I grew up here in Utah, the son of a single mother with three children. As an immigrant to this country, all she wanted was for her kids to have a better life and opportunities.
She grew up in Egypt. As a religious minority, she watched her opportunities, her freedom, and eventually her safety become threatened. She was 17 when she came to this country with her mother. Her grandmother’s parents were survivors of the Armenian genocide and had fled to Egypt. I never knew my grandmother, but I wonder what she thought when she came to America, and what she would think of it now. Would she see it as a shining city on hill, a welcoming country of opportunity for all? Or would she see it as a place all too much like Egypt in the 60s or Turkey in the early 1900s, where groups of people are scapegoated and mistreated because of their beliefs, heritage, and ethnicity?
My mom and grandmother had limited English language skills, and my grandma was mostly blind. They relied on their faith and ethnic communities to help them thrive in New York City. Their community welcomed them, like it had for millions of immigrants before, helping them find a home, jobs, and a path to education.
My life is possible because of those courageous women and because of that community support. Our ability to learn from our differences and find our shared values has always been the best part of America. Our problems shouldn’t be abstract issues to be yelled about by politicians. They are real for us, for our friends, family, and neighbors.
Growing up in Utah, I was never interested in politics. I attended the University of Utah, and like many students searching for meaning and expression, I studied poetry and literature. I graduated in 2008 and became interested, for the first time, in politics. I identified with Barack Obama as a tall kid with a funny name and a multicultural background. I became involved in his campaign and started to feel myself as part of something larger. I realized that my differences and hardships were not what separated me from the American story, but what made me a part of it. I learned that my narrative was my own to write and no one else’s to define.
I also learned to organize and to amplify my voice through my community. I recruited, trained, and coordinated thousands of volunteers. I saw firsthand the untapped power that only grows when community members realize the strength of their voices when they come together. Watching this transition for many from powerlessness to power helped me understand the struggles and victories, if even small, of so many in our history. In 2012 I met President Obama. I knew that his story had changed my life and I wanted so much to pay that forward.
I hope that through my efforts in the legislature I can remind individuals and organizations of their power to create the meaningful change they seek and be part of the values that brought my parents and so many other immigrants to this country. I know that getting progressive legislation passed in Utah can be a challenge. I worked on the grassroots campaign to pass Pre-K legislation in 2014, and I know how to bring a community together to fight for—and win—impactful legislation.

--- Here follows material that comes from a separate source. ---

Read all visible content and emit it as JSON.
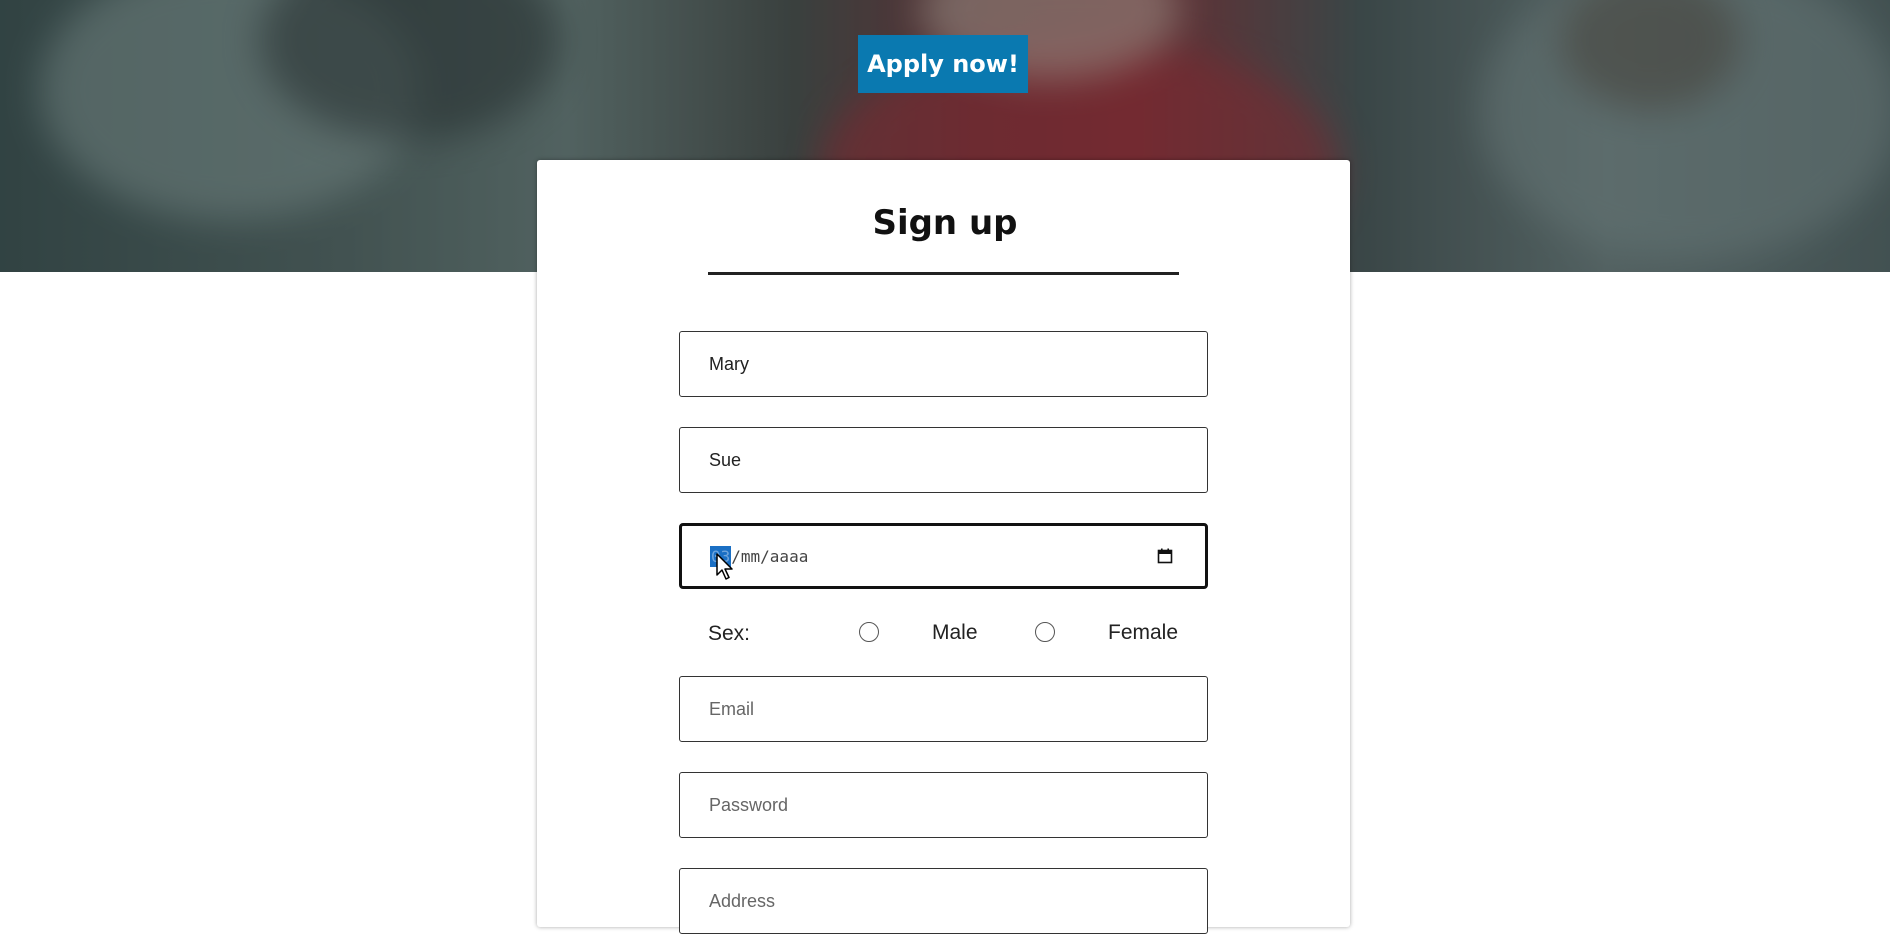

This year, in this election, we have a choice: to live our values, to keep families in our community from being torn apart by deportation, to make sure all children have a shot at a bright future. We can choose to build a community that finds common sense solutions to environmental problems that affect every one of us.
We have faced dark political times in this country. And every time we do, we find a way to come together. We answer the call.